[Data records for software interfaces]
# # # # # # #

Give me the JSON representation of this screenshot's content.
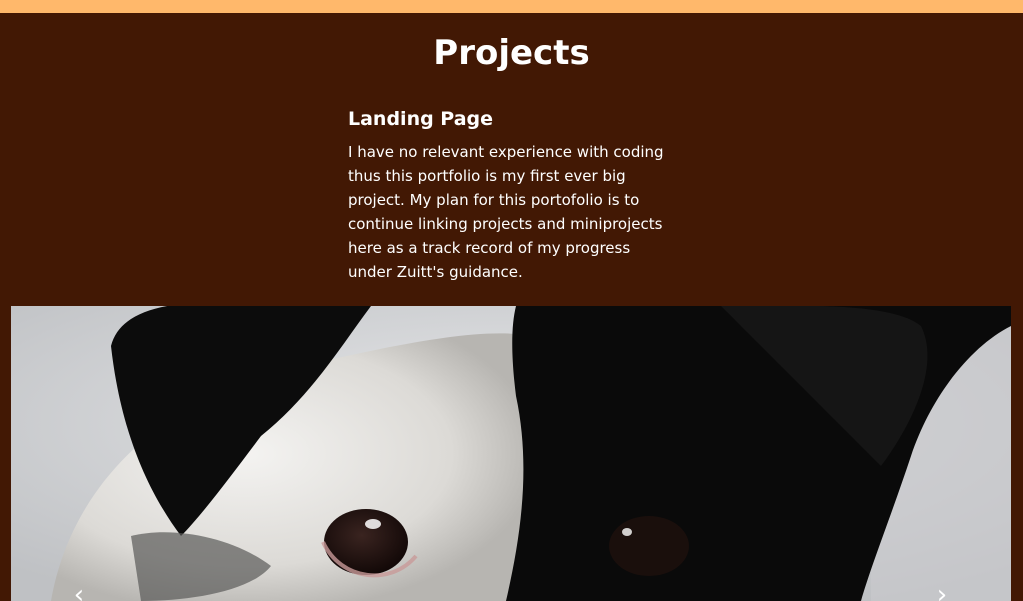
{
  "colors": {
    "accent_bar": "#ffb86b",
    "section_background": "#421804",
    "text": "#ffffff"
  },
  "projects": {
    "heading": "Projects",
    "items": [
      {
        "title": "Landing Page",
        "description": "I have no relevant experience with coding thus this portfolio is my first ever big project. My plan for this portofolio is to continue linking projects and miniprojects here as a track record of my progress under Zuitt's guidance."
      }
    ]
  },
  "carousel": {
    "image": "black-and-white-puppy-photo",
    "prev_icon": "chevron-left-icon",
    "next_icon": "chevron-right-icon",
    "prev_glyph": "‹",
    "next_glyph": "›"
  }
}
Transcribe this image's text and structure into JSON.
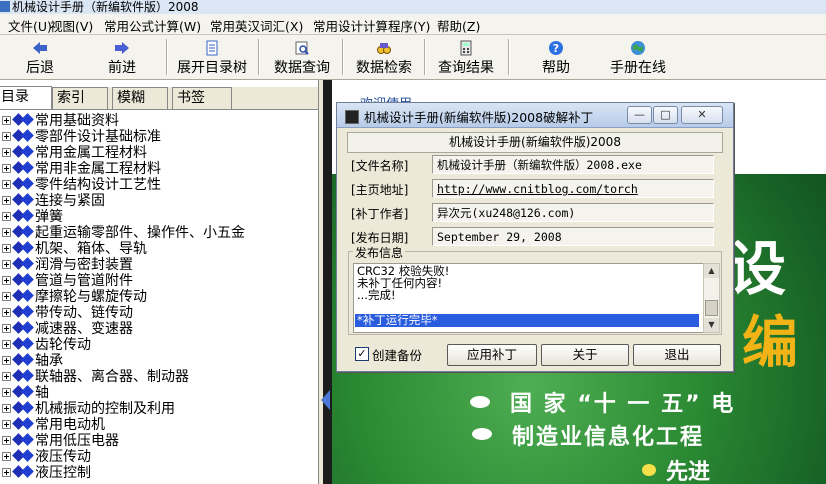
{
  "window": {
    "title": "机械设计手册（新编软件版）2008"
  },
  "menu": [
    "文件(U)",
    "视图(V)",
    "常用公式计算(W)",
    "常用英汉词汇(X)",
    "常用设计计算程序(Y)",
    "帮助(Z)"
  ],
  "toolbar": {
    "back": "后退",
    "forward": "前进",
    "expand_tree": "展开目录树",
    "data_query": "数据查询",
    "data_retrieve": "数据检索",
    "query_results": "查询结果",
    "help": "帮助",
    "online": "手册在线"
  },
  "tabs": [
    "目录",
    "索引",
    "模糊",
    "书签"
  ],
  "tree": [
    "常用基础资料",
    "零部件设计基础标准",
    "常用金属工程材料",
    "常用非金属工程材料",
    "零件结构设计工艺性",
    "连接与紧固",
    "弹簧",
    "起重运输零部件、操作件、小五金",
    "机架、箱体、导轨",
    "润滑与密封装置",
    "管道与管道附件",
    "摩擦轮与螺旋传动",
    "带传动、链传动",
    "减速器、变速器",
    "齿轮传动",
    "轴承",
    "联轴器、离合器、制动器",
    "轴",
    "机械振动的控制及利用",
    "常用电动机",
    "常用低压电器",
    "液压传动",
    "液压控制"
  ],
  "welcome": {
    "link": "欢迎使用"
  },
  "background": {
    "big_char": "设",
    "orange_char": "编",
    "slogans": [
      "国 家 “十 一 五” 电",
      "制造业信息化工程"
    ],
    "slogan_yellow": "先进"
  },
  "dialog": {
    "title": "机械设计手册(新编软件版)2008破解补丁",
    "header": "机械设计手册(新编软件版)2008",
    "fields": {
      "file_label": "[文件名称]",
      "file_value": "机械设计手册（新编软件版）2008.exe",
      "home_label": "[主页地址]",
      "home_value": "http://www.cnitblog.com/torch",
      "author_label": "[补丁作者]",
      "author_value": "异次元(xu248@126.com)",
      "date_label": "[发布日期]",
      "date_value": "September 29, 2008"
    },
    "info_label": "发布信息",
    "log": [
      "CRC32 校验失败!",
      "未补丁任何内容!",
      "...完成!",
      "",
      "*补丁运行完毕*"
    ],
    "backup_label": "创建备份",
    "backup_checked": "✓",
    "buttons": {
      "apply": "应用补丁",
      "about": "关于",
      "exit": "退出"
    },
    "window_buttons": {
      "min": "—",
      "max": "□",
      "close": "✕"
    }
  },
  "colors": {
    "tree_diamond": "#1f2fb5",
    "selection": "#2a5ce0",
    "bg_green": "#2b8a33",
    "accent_orange": "#f2b316"
  }
}
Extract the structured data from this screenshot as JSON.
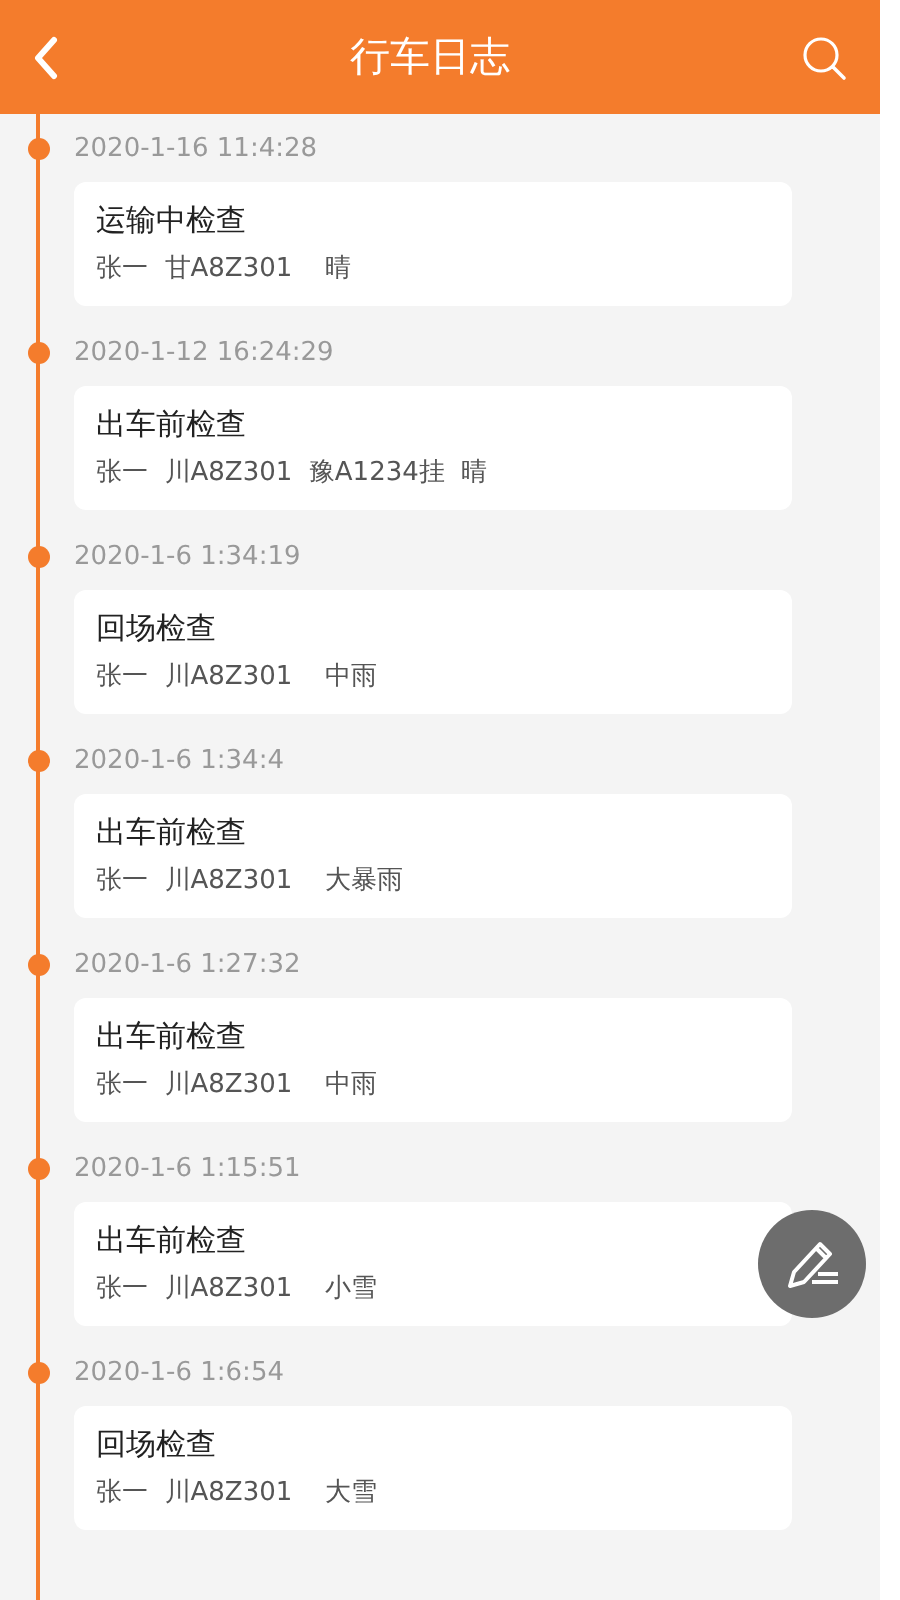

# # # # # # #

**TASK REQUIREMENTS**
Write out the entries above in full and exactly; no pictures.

**REPLY TO THE EXERCISE**
Give me the JSON representation of this screenshot's content.
{
  "colors": {
    "accent_bar": "#ffb86b",
    "section_background": "#421804",
    "text": "#ffffff"
  },
  "projects": {
    "heading": "Projects",
    "items": [
      {
        "title": "Landing Page",
        "description": "I have no relevant experience with coding thus this portfolio is my first ever big project. My plan for this portofolio is to continue linking projects and miniprojects here as a track record of my progress under Zuitt's guidance."
      }
    ]
  },
  "carousel": {
    "image": "black-and-white-puppy-photo",
    "prev_icon": "chevron-left-icon",
    "next_icon": "chevron-right-icon",
    "prev_glyph": "‹",
    "next_glyph": "›"
  }
}
Transcribe this image's text and structure into JSON.
{
  "window": {
    "title": "机械设计手册（新编软件版）2008"
  },
  "menu": [
    "文件(U)",
    "视图(V)",
    "常用公式计算(W)",
    "常用英汉词汇(X)",
    "常用设计计算程序(Y)",
    "帮助(Z)"
  ],
  "toolbar": {
    "back": "后退",
    "forward": "前进",
    "expand_tree": "展开目录树",
    "data_query": "数据查询",
    "data_retrieve": "数据检索",
    "query_results": "查询结果",
    "help": "帮助",
    "online": "手册在线"
  },
  "tabs": [
    "目录",
    "索引",
    "模糊",
    "书签"
  ],
  "tree": [
    "常用基础资料",
    "零部件设计基础标准",
    "常用金属工程材料",
    "常用非金属工程材料",
    "零件结构设计工艺性",
    "连接与紧固",
    "弹簧",
    "起重运输零部件、操作件、小五金",
    "机架、箱体、导轨",
    "润滑与密封装置",
    "管道与管道附件",
    "摩擦轮与螺旋传动",
    "带传动、链传动",
    "减速器、变速器",
    "齿轮传动",
    "轴承",
    "联轴器、离合器、制动器",
    "轴",
    "机械振动的控制及利用",
    "常用电动机",
    "常用低压电器",
    "液压传动",
    "液压控制"
  ],
  "welcome": {
    "link": "欢迎使用"
  },
  "background": {
    "big_char": "设",
    "orange_char": "编",
    "slogans": [
      "国 家 “十 一 五” 电",
      "制造业信息化工程"
    ],
    "slogan_yellow": "先进"
  },
  "dialog": {
    "title": "机械设计手册(新编软件版)2008破解补丁",
    "header": "机械设计手册(新编软件版)2008",
    "fields": {
      "file_label": "[文件名称]",
      "file_value": "机械设计手册（新编软件版）2008.exe",
      "home_label": "[主页地址]",
      "home_value": "http://www.cnitblog.com/torch",
      "author_label": "[补丁作者]",
      "author_value": "异次元(xu248@126.com)",
      "date_label": "[发布日期]",
      "date_value": "September 29, 2008"
    },
    "info_label": "发布信息",
    "log": [
      "CRC32 校验失败!",
      "未补丁任何内容!",
      "...完成!",
      "",
      "*补丁运行完毕*"
    ],
    "backup_label": "创建备份",
    "backup_checked": "✓",
    "buttons": {
      "apply": "应用补丁",
      "about": "关于",
      "exit": "退出"
    },
    "window_buttons": {
      "min": "—",
      "max": "□",
      "close": "✕"
    }
  },
  "colors": {
    "tree_diamond": "#1f2fb5",
    "selection": "#2a5ce0",
    "bg_green": "#2b8a33",
    "accent_orange": "#f2b316"
  }
}
Extract the structured data from this screenshot as JSON.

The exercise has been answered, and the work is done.